» **Work request**:
Leaving out the images, reproduce every line of the data that follows exactly.
┏━━
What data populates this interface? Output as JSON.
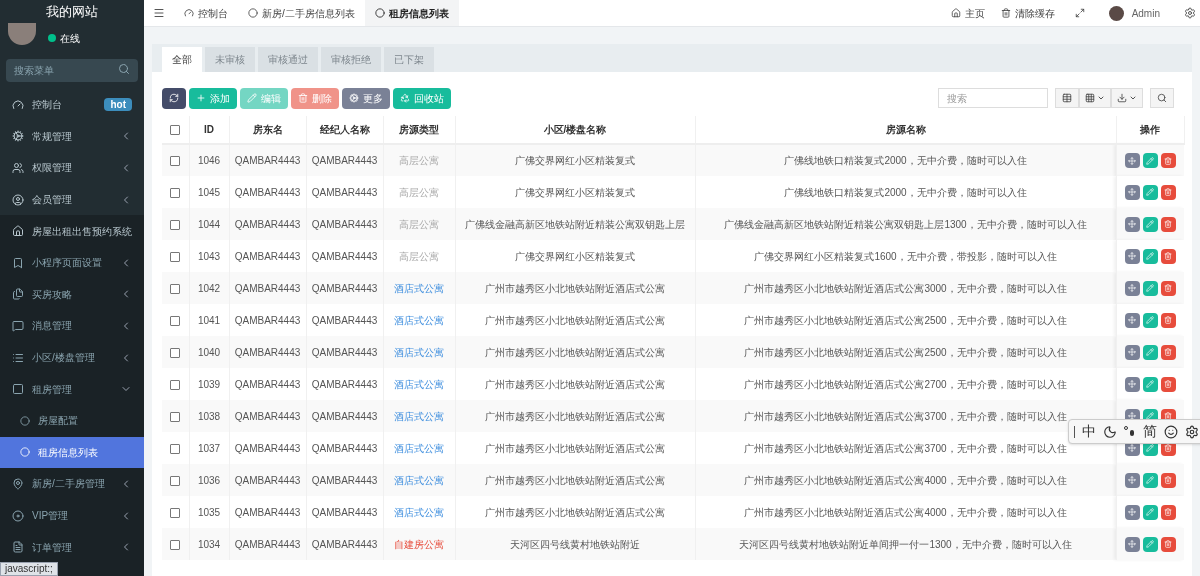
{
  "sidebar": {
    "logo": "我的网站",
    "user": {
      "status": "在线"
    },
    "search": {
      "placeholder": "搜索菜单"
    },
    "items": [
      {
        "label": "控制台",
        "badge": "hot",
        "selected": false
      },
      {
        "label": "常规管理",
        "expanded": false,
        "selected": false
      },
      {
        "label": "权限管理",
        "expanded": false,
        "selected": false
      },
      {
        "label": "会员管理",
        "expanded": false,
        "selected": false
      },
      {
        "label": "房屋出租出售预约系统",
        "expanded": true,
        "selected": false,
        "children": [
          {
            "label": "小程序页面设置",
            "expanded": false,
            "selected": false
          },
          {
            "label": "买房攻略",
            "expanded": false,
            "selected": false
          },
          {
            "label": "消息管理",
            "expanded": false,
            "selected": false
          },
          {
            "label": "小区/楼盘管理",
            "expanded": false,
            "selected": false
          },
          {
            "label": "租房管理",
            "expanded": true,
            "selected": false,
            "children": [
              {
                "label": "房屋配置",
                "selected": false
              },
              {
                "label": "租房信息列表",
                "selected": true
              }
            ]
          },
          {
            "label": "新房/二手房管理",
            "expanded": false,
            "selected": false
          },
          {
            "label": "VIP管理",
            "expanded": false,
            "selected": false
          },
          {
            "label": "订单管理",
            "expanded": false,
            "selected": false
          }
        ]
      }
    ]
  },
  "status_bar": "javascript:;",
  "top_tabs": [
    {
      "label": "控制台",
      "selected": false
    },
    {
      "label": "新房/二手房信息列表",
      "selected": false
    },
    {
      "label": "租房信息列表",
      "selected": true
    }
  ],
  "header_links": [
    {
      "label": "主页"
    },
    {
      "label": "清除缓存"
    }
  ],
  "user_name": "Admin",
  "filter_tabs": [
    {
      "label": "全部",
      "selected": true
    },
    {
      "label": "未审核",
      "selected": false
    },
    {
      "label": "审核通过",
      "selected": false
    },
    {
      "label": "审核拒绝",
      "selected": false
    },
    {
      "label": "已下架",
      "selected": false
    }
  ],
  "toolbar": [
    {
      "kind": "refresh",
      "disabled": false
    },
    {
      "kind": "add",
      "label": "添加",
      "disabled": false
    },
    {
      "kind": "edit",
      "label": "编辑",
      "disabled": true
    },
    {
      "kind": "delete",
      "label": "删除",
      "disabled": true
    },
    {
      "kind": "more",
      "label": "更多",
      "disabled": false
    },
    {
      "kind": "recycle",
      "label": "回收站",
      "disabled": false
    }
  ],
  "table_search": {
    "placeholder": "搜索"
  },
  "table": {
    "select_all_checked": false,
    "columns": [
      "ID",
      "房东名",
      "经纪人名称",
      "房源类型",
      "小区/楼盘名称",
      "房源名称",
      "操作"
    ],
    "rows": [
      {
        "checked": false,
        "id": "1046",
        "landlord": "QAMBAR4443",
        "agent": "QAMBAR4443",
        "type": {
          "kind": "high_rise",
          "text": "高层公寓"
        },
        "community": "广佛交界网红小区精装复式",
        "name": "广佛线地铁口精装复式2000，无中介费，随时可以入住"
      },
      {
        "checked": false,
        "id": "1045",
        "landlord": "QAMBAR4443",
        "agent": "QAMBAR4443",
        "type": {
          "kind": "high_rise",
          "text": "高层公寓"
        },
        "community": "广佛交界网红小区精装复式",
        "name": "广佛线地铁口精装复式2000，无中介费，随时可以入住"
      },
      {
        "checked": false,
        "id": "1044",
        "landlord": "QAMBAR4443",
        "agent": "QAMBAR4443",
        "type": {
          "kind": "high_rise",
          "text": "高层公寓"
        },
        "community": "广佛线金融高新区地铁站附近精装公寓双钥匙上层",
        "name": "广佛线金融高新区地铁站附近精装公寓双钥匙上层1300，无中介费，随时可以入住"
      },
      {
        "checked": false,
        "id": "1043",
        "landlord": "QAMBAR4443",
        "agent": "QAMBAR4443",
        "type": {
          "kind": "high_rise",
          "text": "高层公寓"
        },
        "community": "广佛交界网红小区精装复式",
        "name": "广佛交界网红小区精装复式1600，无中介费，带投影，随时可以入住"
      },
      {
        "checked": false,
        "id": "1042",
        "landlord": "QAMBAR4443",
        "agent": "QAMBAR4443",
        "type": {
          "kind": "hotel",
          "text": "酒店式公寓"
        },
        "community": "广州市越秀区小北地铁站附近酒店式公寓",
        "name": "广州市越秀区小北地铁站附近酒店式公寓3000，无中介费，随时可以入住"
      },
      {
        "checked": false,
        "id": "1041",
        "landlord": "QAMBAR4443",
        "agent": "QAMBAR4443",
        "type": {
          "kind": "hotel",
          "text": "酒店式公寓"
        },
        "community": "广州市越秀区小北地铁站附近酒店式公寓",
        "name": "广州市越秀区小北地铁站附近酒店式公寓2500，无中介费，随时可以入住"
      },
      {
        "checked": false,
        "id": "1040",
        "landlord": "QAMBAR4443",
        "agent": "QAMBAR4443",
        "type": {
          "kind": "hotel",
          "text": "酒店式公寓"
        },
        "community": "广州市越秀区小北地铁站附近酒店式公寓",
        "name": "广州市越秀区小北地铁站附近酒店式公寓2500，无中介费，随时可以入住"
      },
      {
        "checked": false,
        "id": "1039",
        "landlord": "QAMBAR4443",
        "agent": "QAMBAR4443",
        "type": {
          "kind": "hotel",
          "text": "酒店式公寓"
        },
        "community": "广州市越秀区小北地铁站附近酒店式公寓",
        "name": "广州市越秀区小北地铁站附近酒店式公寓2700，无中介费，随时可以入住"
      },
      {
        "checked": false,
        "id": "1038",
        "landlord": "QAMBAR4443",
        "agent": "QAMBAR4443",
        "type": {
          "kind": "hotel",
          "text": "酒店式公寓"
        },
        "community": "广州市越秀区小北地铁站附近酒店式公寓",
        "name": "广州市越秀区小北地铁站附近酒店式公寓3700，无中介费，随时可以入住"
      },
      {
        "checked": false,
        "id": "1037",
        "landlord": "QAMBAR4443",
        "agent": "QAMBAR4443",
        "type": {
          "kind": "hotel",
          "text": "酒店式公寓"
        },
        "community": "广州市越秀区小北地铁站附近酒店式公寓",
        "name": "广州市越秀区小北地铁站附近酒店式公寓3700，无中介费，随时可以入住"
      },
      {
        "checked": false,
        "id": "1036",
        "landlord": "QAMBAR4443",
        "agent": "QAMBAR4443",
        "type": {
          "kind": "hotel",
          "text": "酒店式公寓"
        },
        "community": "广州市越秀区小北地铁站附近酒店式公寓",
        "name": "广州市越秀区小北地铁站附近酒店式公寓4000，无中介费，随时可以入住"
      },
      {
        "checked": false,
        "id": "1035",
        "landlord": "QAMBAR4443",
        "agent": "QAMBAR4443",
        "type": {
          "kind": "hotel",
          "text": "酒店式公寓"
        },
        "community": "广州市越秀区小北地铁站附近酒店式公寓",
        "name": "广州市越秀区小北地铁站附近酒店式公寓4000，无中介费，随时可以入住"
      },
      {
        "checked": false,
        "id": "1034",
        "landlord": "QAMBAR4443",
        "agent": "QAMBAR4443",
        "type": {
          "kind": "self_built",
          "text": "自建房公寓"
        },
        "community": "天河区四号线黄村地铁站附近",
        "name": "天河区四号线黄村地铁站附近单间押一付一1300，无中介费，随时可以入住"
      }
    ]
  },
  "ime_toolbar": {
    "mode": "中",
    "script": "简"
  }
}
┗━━
» **Reply to the task**:
What data populates this interface? Output as JSON.
{
  "sidebar": {
    "logo": "我的网站",
    "user": {
      "status": "在线"
    },
    "search": {
      "placeholder": "搜索菜单"
    },
    "items": [
      {
        "label": "控制台",
        "badge": "hot",
        "selected": false
      },
      {
        "label": "常规管理",
        "expanded": false,
        "selected": false
      },
      {
        "label": "权限管理",
        "expanded": false,
        "selected": false
      },
      {
        "label": "会员管理",
        "expanded": false,
        "selected": false
      },
      {
        "label": "房屋出租出售预约系统",
        "expanded": true,
        "selected": false,
        "children": [
          {
            "label": "小程序页面设置",
            "expanded": false,
            "selected": false
          },
          {
            "label": "买房攻略",
            "expanded": false,
            "selected": false
          },
          {
            "label": "消息管理",
            "expanded": false,
            "selected": false
          },
          {
            "label": "小区/楼盘管理",
            "expanded": false,
            "selected": false
          },
          {
            "label": "租房管理",
            "expanded": true,
            "selected": false,
            "children": [
              {
                "label": "房屋配置",
                "selected": false
              },
              {
                "label": "租房信息列表",
                "selected": true
              }
            ]
          },
          {
            "label": "新房/二手房管理",
            "expanded": false,
            "selected": false
          },
          {
            "label": "VIP管理",
            "expanded": false,
            "selected": false
          },
          {
            "label": "订单管理",
            "expanded": false,
            "selected": false
          }
        ]
      }
    ]
  },
  "status_bar": "javascript:;",
  "top_tabs": [
    {
      "label": "控制台",
      "selected": false
    },
    {
      "label": "新房/二手房信息列表",
      "selected": false
    },
    {
      "label": "租房信息列表",
      "selected": true
    }
  ],
  "header_links": [
    {
      "label": "主页"
    },
    {
      "label": "清除缓存"
    }
  ],
  "user_name": "Admin",
  "filter_tabs": [
    {
      "label": "全部",
      "selected": true
    },
    {
      "label": "未审核",
      "selected": false
    },
    {
      "label": "审核通过",
      "selected": false
    },
    {
      "label": "审核拒绝",
      "selected": false
    },
    {
      "label": "已下架",
      "selected": false
    }
  ],
  "toolbar": [
    {
      "kind": "refresh",
      "disabled": false
    },
    {
      "kind": "add",
      "label": "添加",
      "disabled": false
    },
    {
      "kind": "edit",
      "label": "编辑",
      "disabled": true
    },
    {
      "kind": "delete",
      "label": "删除",
      "disabled": true
    },
    {
      "kind": "more",
      "label": "更多",
      "disabled": false
    },
    {
      "kind": "recycle",
      "label": "回收站",
      "disabled": false
    }
  ],
  "table_search": {
    "placeholder": "搜索"
  },
  "table": {
    "select_all_checked": false,
    "columns": [
      "ID",
      "房东名",
      "经纪人名称",
      "房源类型",
      "小区/楼盘名称",
      "房源名称",
      "操作"
    ],
    "rows": [
      {
        "checked": false,
        "id": "1046",
        "landlord": "QAMBAR4443",
        "agent": "QAMBAR4443",
        "type": {
          "kind": "high_rise",
          "text": "高层公寓"
        },
        "community": "广佛交界网红小区精装复式",
        "name": "广佛线地铁口精装复式2000，无中介费，随时可以入住"
      },
      {
        "checked": false,
        "id": "1045",
        "landlord": "QAMBAR4443",
        "agent": "QAMBAR4443",
        "type": {
          "kind": "high_rise",
          "text": "高层公寓"
        },
        "community": "广佛交界网红小区精装复式",
        "name": "广佛线地铁口精装复式2000，无中介费，随时可以入住"
      },
      {
        "checked": false,
        "id": "1044",
        "landlord": "QAMBAR4443",
        "agent": "QAMBAR4443",
        "type": {
          "kind": "high_rise",
          "text": "高层公寓"
        },
        "community": "广佛线金融高新区地铁站附近精装公寓双钥匙上层",
        "name": "广佛线金融高新区地铁站附近精装公寓双钥匙上层1300，无中介费，随时可以入住"
      },
      {
        "checked": false,
        "id": "1043",
        "landlord": "QAMBAR4443",
        "agent": "QAMBAR4443",
        "type": {
          "kind": "high_rise",
          "text": "高层公寓"
        },
        "community": "广佛交界网红小区精装复式",
        "name": "广佛交界网红小区精装复式1600，无中介费，带投影，随时可以入住"
      },
      {
        "checked": false,
        "id": "1042",
        "landlord": "QAMBAR4443",
        "agent": "QAMBAR4443",
        "type": {
          "kind": "hotel",
          "text": "酒店式公寓"
        },
        "community": "广州市越秀区小北地铁站附近酒店式公寓",
        "name": "广州市越秀区小北地铁站附近酒店式公寓3000，无中介费，随时可以入住"
      },
      {
        "checked": false,
        "id": "1041",
        "landlord": "QAMBAR4443",
        "agent": "QAMBAR4443",
        "type": {
          "kind": "hotel",
          "text": "酒店式公寓"
        },
        "community": "广州市越秀区小北地铁站附近酒店式公寓",
        "name": "广州市越秀区小北地铁站附近酒店式公寓2500，无中介费，随时可以入住"
      },
      {
        "checked": false,
        "id": "1040",
        "landlord": "QAMBAR4443",
        "agent": "QAMBAR4443",
        "type": {
          "kind": "hotel",
          "text": "酒店式公寓"
        },
        "community": "广州市越秀区小北地铁站附近酒店式公寓",
        "name": "广州市越秀区小北地铁站附近酒店式公寓2500，无中介费，随时可以入住"
      },
      {
        "checked": false,
        "id": "1039",
        "landlord": "QAMBAR4443",
        "agent": "QAMBAR4443",
        "type": {
          "kind": "hotel",
          "text": "酒店式公寓"
        },
        "community": "广州市越秀区小北地铁站附近酒店式公寓",
        "name": "广州市越秀区小北地铁站附近酒店式公寓2700，无中介费，随时可以入住"
      },
      {
        "checked": false,
        "id": "1038",
        "landlord": "QAMBAR4443",
        "agent": "QAMBAR4443",
        "type": {
          "kind": "hotel",
          "text": "酒店式公寓"
        },
        "community": "广州市越秀区小北地铁站附近酒店式公寓",
        "name": "广州市越秀区小北地铁站附近酒店式公寓3700，无中介费，随时可以入住"
      },
      {
        "checked": false,
        "id": "1037",
        "landlord": "QAMBAR4443",
        "agent": "QAMBAR4443",
        "type": {
          "kind": "hotel",
          "text": "酒店式公寓"
        },
        "community": "广州市越秀区小北地铁站附近酒店式公寓",
        "name": "广州市越秀区小北地铁站附近酒店式公寓3700，无中介费，随时可以入住"
      },
      {
        "checked": false,
        "id": "1036",
        "landlord": "QAMBAR4443",
        "agent": "QAMBAR4443",
        "type": {
          "kind": "hotel",
          "text": "酒店式公寓"
        },
        "community": "广州市越秀区小北地铁站附近酒店式公寓",
        "name": "广州市越秀区小北地铁站附近酒店式公寓4000，无中介费，随时可以入住"
      },
      {
        "checked": false,
        "id": "1035",
        "landlord": "QAMBAR4443",
        "agent": "QAMBAR4443",
        "type": {
          "kind": "hotel",
          "text": "酒店式公寓"
        },
        "community": "广州市越秀区小北地铁站附近酒店式公寓",
        "name": "广州市越秀区小北地铁站附近酒店式公寓4000，无中介费，随时可以入住"
      },
      {
        "checked": false,
        "id": "1034",
        "landlord": "QAMBAR4443",
        "agent": "QAMBAR4443",
        "type": {
          "kind": "self_built",
          "text": "自建房公寓"
        },
        "community": "天河区四号线黄村地铁站附近",
        "name": "天河区四号线黄村地铁站附近单间押一付一1300，无中介费，随时可以入住"
      }
    ]
  },
  "ime_toolbar": {
    "mode": "中",
    "script": "简"
  }
}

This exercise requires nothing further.